To study the possibly complicated behavior of three-dimensional systems, there is no better place to begin than with the famous model proposed by Lorenz in 1963. Before this model appeared, the only types of stable attractors known in differential equations were fixed points and closed trajectories. This model illustrates in particular the sensitive dependence on intial conditions, also known by the large public as the `butterfly effect’ (an expression coined by Lorenz himself).

The Lorenz system is given by the equations

$$ \begin{cases} \dot{x} = \sigma (y-x)\\ \dot{y}=\rho x-y -xz\\ \dot{z}=xy-\beta z \end{cases} $$

where $\sigma,\rho$ and $\beta$ are positive parameters. The `historical values’ (those used by Lorenz in his paper) are $\sigma=10$, $\beta=8/3$ et $\rho=28$.

Explaining how Lorenz got his equations would lead us away. We content ourselves with a few words. Lorenz was interested in setting up a simple model that would explain some of the unpredictable behavior of the weather.

Physical sensible models of atmospheric convection involve partial differential equations, and are extremely complicated to analyze. Lorenz sought a much simpler system. He considered a two-dimensional fluid cell that was heated from below and cooled from above. In Fourier modes, the fluid motion can be described by a system of differential equations involving infinitely many variables. Lorenz made a tremendous simplification by keeping only three variables !

Very roughly speaking, $x$ represents the rate of convective `overturning’, whereas $y$ and $z$ can be thought as the horizontal and vertical temperature, respectively. Notice that $x,y,z$ are thus not representing the position of a point in the ambient space, but instead an abstract three-dimensional phase space.

Regarding the three parameters, $\sigma$ is the Prandtl number (related to the fluid viscosity), $r$ is the Rayleigh number (related to the temperature difference between the top and bottom of the cell, and $b$ is a scaling factor (related to the aspect ratio of the rolls).

In the following digital experiment, you can move the orange bullet which represent the initial condition and then press the `start’ button. You can observe that solutions that start out very differently seem to have the same fate, if we forget the `transient behavior’. They both eventually wind around the symmetric pair of fixed points, alternating at times which point they encircle. This forms a complicated set, the so-called Lorenz attractor, on which solutions stay for ever.
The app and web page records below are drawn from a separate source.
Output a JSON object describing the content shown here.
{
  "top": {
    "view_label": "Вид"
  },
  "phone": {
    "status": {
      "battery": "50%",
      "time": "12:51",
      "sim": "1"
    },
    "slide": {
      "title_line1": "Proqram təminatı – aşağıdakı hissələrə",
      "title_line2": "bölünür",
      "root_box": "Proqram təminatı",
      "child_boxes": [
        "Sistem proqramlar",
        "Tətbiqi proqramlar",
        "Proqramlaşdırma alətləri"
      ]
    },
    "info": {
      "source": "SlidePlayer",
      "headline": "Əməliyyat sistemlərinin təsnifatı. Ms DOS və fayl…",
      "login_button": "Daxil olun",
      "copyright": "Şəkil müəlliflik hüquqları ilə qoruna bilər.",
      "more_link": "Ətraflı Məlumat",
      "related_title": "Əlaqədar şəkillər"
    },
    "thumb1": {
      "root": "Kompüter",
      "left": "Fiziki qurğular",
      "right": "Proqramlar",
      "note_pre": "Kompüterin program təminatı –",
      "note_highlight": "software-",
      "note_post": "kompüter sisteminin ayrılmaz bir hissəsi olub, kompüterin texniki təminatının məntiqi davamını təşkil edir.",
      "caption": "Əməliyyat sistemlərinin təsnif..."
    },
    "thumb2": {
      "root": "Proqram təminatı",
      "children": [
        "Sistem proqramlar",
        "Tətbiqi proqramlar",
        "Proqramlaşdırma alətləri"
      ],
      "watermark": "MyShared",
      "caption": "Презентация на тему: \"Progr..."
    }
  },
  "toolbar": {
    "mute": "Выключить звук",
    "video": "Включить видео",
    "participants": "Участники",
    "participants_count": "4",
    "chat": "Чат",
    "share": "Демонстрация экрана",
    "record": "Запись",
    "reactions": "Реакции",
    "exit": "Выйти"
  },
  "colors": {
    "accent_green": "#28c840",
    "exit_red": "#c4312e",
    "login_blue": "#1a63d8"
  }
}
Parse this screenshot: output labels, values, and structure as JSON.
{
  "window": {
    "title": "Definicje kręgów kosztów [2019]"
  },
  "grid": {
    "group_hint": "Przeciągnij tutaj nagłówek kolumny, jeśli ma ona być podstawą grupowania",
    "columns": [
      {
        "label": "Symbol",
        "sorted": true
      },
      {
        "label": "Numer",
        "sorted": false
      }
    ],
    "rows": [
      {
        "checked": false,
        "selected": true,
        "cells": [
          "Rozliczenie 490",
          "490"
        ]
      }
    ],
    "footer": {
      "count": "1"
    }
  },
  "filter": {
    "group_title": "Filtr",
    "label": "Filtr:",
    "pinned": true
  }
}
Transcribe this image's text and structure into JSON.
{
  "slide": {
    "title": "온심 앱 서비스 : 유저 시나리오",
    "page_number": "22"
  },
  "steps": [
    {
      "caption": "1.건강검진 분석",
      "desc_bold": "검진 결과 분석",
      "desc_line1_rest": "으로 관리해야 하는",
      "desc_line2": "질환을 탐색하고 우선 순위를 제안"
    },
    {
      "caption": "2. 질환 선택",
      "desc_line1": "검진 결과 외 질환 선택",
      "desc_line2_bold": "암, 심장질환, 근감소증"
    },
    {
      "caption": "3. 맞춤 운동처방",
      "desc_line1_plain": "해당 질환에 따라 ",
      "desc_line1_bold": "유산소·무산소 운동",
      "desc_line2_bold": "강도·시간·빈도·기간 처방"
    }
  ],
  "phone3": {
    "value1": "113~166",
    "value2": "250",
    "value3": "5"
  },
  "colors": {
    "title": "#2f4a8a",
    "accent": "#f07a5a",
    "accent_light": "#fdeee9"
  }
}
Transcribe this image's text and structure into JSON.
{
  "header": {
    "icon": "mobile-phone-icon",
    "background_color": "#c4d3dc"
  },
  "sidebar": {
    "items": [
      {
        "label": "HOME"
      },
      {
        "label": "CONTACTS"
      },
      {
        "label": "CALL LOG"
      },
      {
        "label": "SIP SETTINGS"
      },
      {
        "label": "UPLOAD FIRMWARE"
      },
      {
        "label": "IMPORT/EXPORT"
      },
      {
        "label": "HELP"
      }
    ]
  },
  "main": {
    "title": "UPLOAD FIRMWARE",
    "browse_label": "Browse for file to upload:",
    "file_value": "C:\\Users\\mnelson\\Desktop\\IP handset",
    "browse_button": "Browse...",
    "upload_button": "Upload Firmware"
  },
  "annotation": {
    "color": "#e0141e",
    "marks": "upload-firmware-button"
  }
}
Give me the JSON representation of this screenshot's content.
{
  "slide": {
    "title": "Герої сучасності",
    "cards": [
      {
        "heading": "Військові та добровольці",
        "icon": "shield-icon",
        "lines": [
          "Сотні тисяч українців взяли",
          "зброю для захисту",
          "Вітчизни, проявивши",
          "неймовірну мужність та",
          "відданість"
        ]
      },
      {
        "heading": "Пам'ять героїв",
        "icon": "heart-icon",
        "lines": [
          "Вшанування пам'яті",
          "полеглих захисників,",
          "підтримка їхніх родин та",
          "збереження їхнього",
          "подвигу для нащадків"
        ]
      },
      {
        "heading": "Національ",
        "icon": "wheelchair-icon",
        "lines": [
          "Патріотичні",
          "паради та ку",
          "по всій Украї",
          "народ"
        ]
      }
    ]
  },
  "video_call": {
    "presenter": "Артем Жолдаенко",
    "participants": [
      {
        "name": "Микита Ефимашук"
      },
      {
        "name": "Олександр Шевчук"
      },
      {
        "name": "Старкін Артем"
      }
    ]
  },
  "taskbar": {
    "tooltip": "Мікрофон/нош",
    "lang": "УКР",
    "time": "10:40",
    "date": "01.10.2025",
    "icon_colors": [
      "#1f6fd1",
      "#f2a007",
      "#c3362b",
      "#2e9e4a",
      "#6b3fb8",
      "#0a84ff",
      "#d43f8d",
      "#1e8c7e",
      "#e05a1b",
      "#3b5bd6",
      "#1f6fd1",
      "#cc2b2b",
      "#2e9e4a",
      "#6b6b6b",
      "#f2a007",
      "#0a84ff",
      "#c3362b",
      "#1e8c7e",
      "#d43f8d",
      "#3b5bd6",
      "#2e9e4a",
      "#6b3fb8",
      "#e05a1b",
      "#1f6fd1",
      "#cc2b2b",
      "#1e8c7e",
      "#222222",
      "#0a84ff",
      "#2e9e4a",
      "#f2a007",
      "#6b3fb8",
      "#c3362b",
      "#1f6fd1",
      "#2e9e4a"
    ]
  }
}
The previous experiment can be misleading because it can leave the impression that if you start with two very close initial conditions, the resulting solutions travel very close to each other, before they get on the attractor but also once they are on it. The following experiment shows that this is false ! This time you can see how to initially close points evolve on the attractor.

You can observe that the two solutions move quite far apart during their journey around the attractor. Moreover, you can see that the trajectories are nearly identical for a certain time period, but then they differ significantly as one solution winds around one of the symmetric fixed points, while the other solution winds around the other one. No matter how close two solutions start, they always move apart in this manner when they are on the attractor. This is sensitive dependence on initial conditions, one of the main features of a chaotic system.

Moreover, we observe that solutions pass from one `lobe’ of the attractor to the other in an apparently unpredictable manner, leading to an irregular oscillation that never repeats : we have an aperiodic motion. This is called deterministic chaos because the equations are deterministic but the solutions can behave in a seemingly random way. Recall that `deterministic’ means, given the present state, the future (and the past) are completely determined. Mathematically, this means that, given an initial condition $(x_0,y_0,z_0)$, there is a unique solution $(x(t),y(t),z(t))$ passing through $(x_0,y_0,z_0)$ at time $t=0$. But, to predict the future evolution, we need to know exactly the initial condition, which is impossible in practice. In a chaotic system, this leads to unpredictability. To illustrate this, consider a tiny blob if initial conditions around $(x_0,y_0,z_0)$. We observe that, rapidly, this blob smears out over the entire attractor ! This means that a tiny error on the initial condition is amplified quickly in such a way that we only know that we are on the attractor, but we don’t know precisely where.